An worm that exploits the recent OpenSSL
security issues was found in the
wild this week. This particular exploit
looks for Apache servers
running a vulnerable version of OpenSSL
and uses compromised hosts to
find others, in turn building a large platform for distributed
denial-of-service attacks. Patched versions of OpenSSL have been
available from the OpenSSL group and from OS vendors for some time so if
you've been putting off upgrading you ought to do it now - you may already
be too late.
The Apache 2.0 CVS tree has been tagged in preparation for a 2.0.41
release; as usual the live server at apache.org has been updated to
run the new code, and no new problems have been found as of yet.
The changes in the new release include many improvements and
fixes to the 2.0 caching modules, and several performance fixes. The
stylesheets used to produce the HTML documentation have been updated to give a
greatly improved presentation, which can already be viewed on-line.
The usually good relationship between Covalent and the Apache Software
Foundation showed signs of strain this week after a proposal was made
by Covalent developer Jon Travis to donate code to the ASF. Covalent
were offering an HTML parser dubbed "El-Kabong" which they had found
useful in writing Apache 2.0 filters which modify HTML content. After
two weeks passed with no decision by the ASF on whether or not (and how) to accept the
"El-Kabong" code, the discussion began to turn sour, as the ASF
offered to accept the code donation but without giving CVS commit
access to Jon. The negotiations broke down at that point, and Jon
decided to host the "El-Kabong" code at SourceForge instead.
mod_python was donated to the Apache
Software Foundation earlier this week. mod_python
does for Python what mod_perl did for Perl: it embeds
a Python interpreter in the server allowing modules to be written in
Python. mod_python is currently stable on Apache 1.3 and
beta on Apache 2.0. It is hoped that its adoption by the ASF will
encourage wider adoption and hasten a stable
mod_python for Apache 2.0.
According to the August surveys from
mod_perl is now installed on just over 36% of
Apache sites surveyed, thats up by 20% in one month. Meanwhile use of
PHP has slipped a few percentage points, now down to just over 38% of sites.
Will mod_perl overtake PHP next month?

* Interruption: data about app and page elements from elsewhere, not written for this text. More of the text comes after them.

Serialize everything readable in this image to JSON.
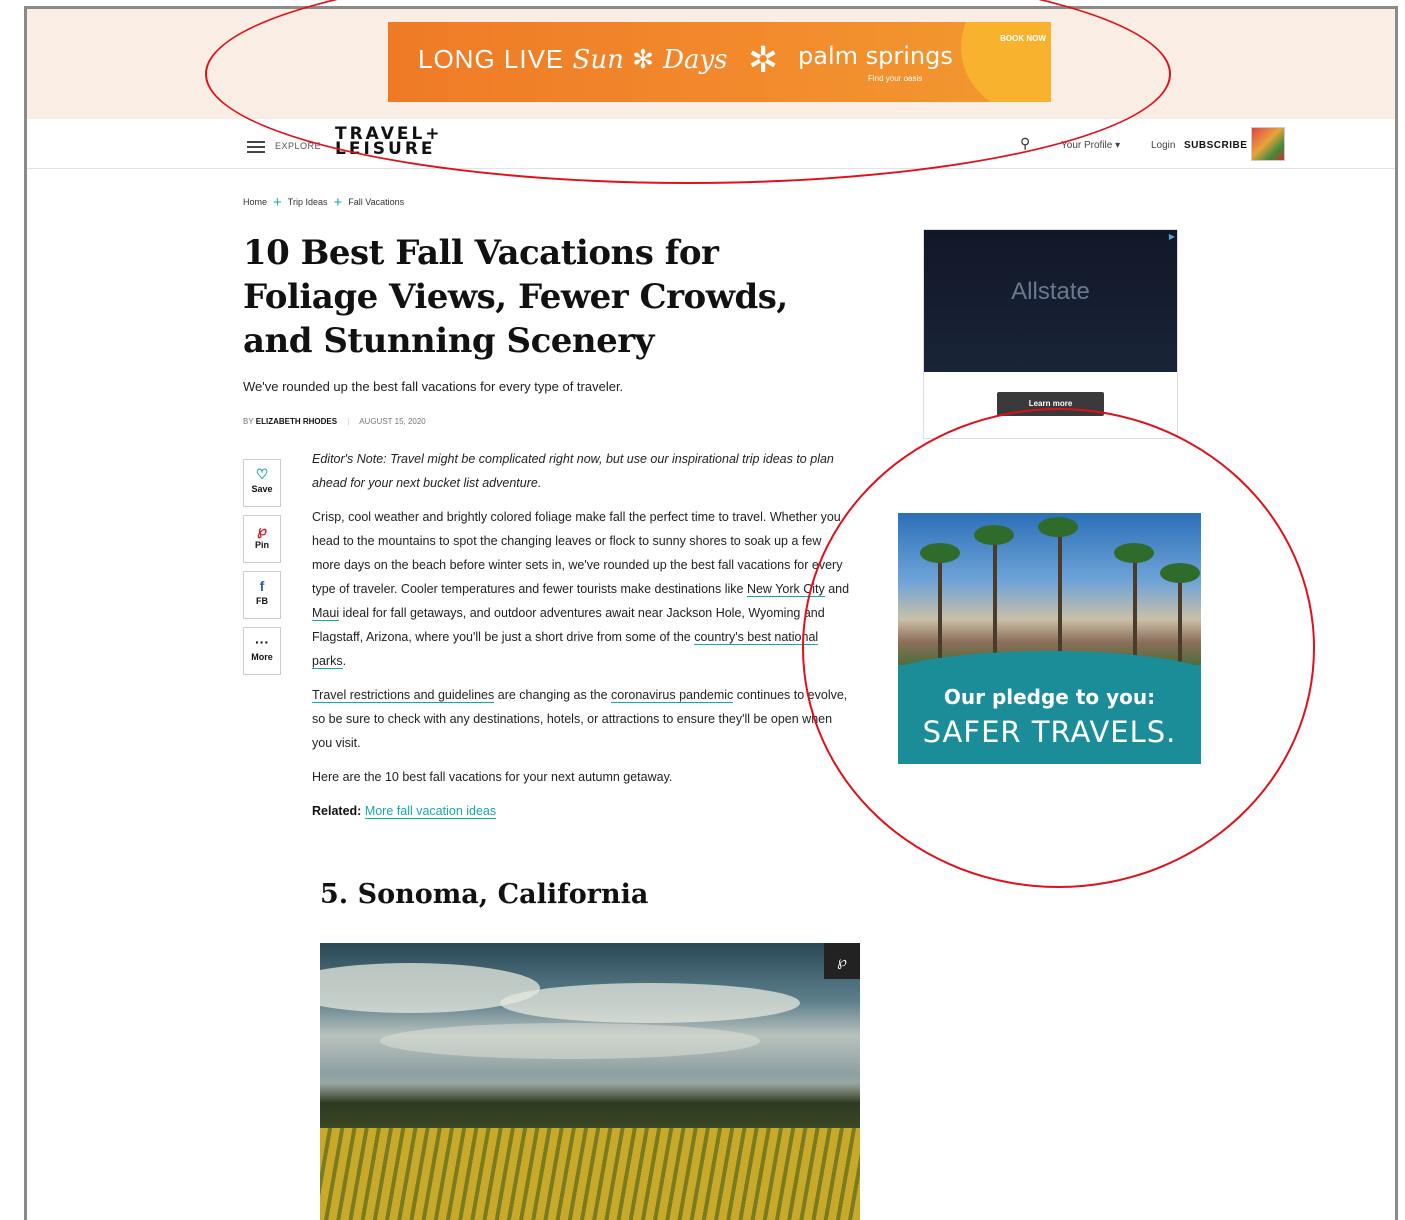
{
  "ad_banner": {
    "left_text": "LONG LIVE",
    "script_text": "Sun",
    "script_text2": "Days",
    "brand": "palm springs",
    "brand_sub": "Find your oasis",
    "cta": "BOOK NOW"
  },
  "header": {
    "explore": "EXPLORE",
    "logo_line1": "TRAVEL+",
    "logo_line2": "LEISURE",
    "profile": "Your Profile ▾",
    "login": "Login",
    "subscribe": "SUBSCRIBE"
  },
  "breadcrumb": {
    "items": [
      "Home",
      "Trip Ideas",
      "Fall Vacations"
    ]
  },
  "article": {
    "title": "10 Best Fall Vacations for Foliage Views, Fewer Crowds, and Stunning Scenery",
    "dek": "We've rounded up the best fall vacations for every type of traveler.",
    "author_prefix": "BY",
    "author": "ELIZABETH RHODES",
    "date": "AUGUST 15, 2020",
    "editors_note": "Editor's Note: Travel might be complicated right now, but use our inspirational trip ideas to plan ahead for your next bucket list adventure.",
    "p1_a": "Crisp, cool weather and brightly colored foliage make fall the perfect time to travel. Whether you head to the mountains to spot the changing leaves or flock to sunny shores to soak up a few more days on the beach before winter sets in, we've rounded up the best fall vacations for every type of traveler. Cooler temperatures and fewer tourists make destinations like ",
    "p1_link1": "New York City",
    "p1_b": " and ",
    "p1_link2": "Maui",
    "p1_c": " ideal for fall getaways, and outdoor adventures await near Jackson Hole, Wyoming and Flagstaff, Arizona, where you'll be just a short drive from some of the ",
    "p1_link3": "country's best national parks",
    "p1_d": ".",
    "p2_link1": "Travel restrictions and guidelines",
    "p2_a": " are changing as the ",
    "p2_link2": "coronavirus pandemic",
    "p2_b": " continues to evolve, so be sure to check with any destinations, hotels, or attractions to ensure they'll be open when you visit.",
    "p3": "Here are the 10 best fall vacations for your next autumn getaway.",
    "related_label": "Related:",
    "related_link": "More fall vacation ideas",
    "subhead": "5. Sonoma, California"
  },
  "share": {
    "save": "Save",
    "pin": "Pin",
    "fb": "FB",
    "more": "More"
  },
  "ad_allstate": {
    "brand": "Allstate",
    "cta": "Learn more"
  },
  "ad_safer": {
    "line1": "Our pledge to you:",
    "line2": "SAFER TRAVELS."
  },
  "colors": {
    "accent": "#17a8a6",
    "annotation": "#e0101a",
    "banner": "#f28a2c"
  }
}
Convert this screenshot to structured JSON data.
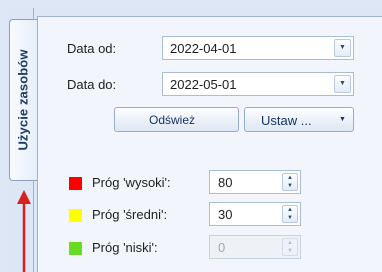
{
  "vertical_tab": {
    "label": "Użycie zasobów"
  },
  "form": {
    "date_from": {
      "label": "Data od:",
      "value": "2022-04-01"
    },
    "date_to": {
      "label": "Data do:",
      "value": "2022-05-01"
    },
    "refresh_button": "Odśwież",
    "set_button": "Ustaw ..."
  },
  "thresholds": [
    {
      "label": "Próg 'wysoki':",
      "value": "80",
      "color": "#ff0000",
      "enabled": true
    },
    {
      "label": "Próg 'średni':",
      "value": "30",
      "color": "#ffff00",
      "enabled": true
    },
    {
      "label": "Próg 'niski':",
      "value": "0",
      "color": "#66dd22",
      "enabled": false
    }
  ],
  "colors": {
    "accent": "#2b579a",
    "arrow": "#d92020"
  }
}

In this section we highlight some of the articles on the web that are of
interest to Apache users.
"Securing dynamic Web content"
shows you how to secure dynamic content on an Apache Web server
version 1.3. It covers common security risks encountered when
implementing CGI (Common Gateway Interface) applications and
SSI (Server Side Includes) web pages, and includes two popular CGI
wrappers namely suEXEC and CGIWrap.
The Developer Shed continues with the second
("Designing For Simplicity")
("Coding To A Plan")
installments of the series on Web applications entitled "The Art Of
Software Development". Part II walks you through the steps of
designing the architecture of your application from the user
requirements you have obtained from Part I. The deliverables from
this phase are a project implementation plan, a software design
document, a user interface design document, an acceptance test
plan, and also a user interface prototype. Part III zooms in on the
coding by providing some common techniques and approaches such
as setting up naming conventions and coding standards before you
begin, ensuring that the programs are modular, using a version
control system, developing the Web application in a portable and
maintainable fashion, and having frequent code inspections and
For those who still can't make up their mind whether or not to buy
"Professional Apache 2.0" after reading
our review, you
may be interested to read another
of the book. It is written by Robert Nagle and hosted on the Idiotprogrammer website.
We don't do this very often, but we've a favour to ask. Apache
Week is produced by Red Hat and we're extremely grateful to get the
weight of Red Hat resources behind us whilst still being able to
remain independent. Anyway, Red Hat are doing a survey of what people
think about Red Hat and the brand. We'd love to get your
views on Red Hat so we've set up a version of the survey
just for Apache Week readers - all responses are anonymous.
Take the brand survey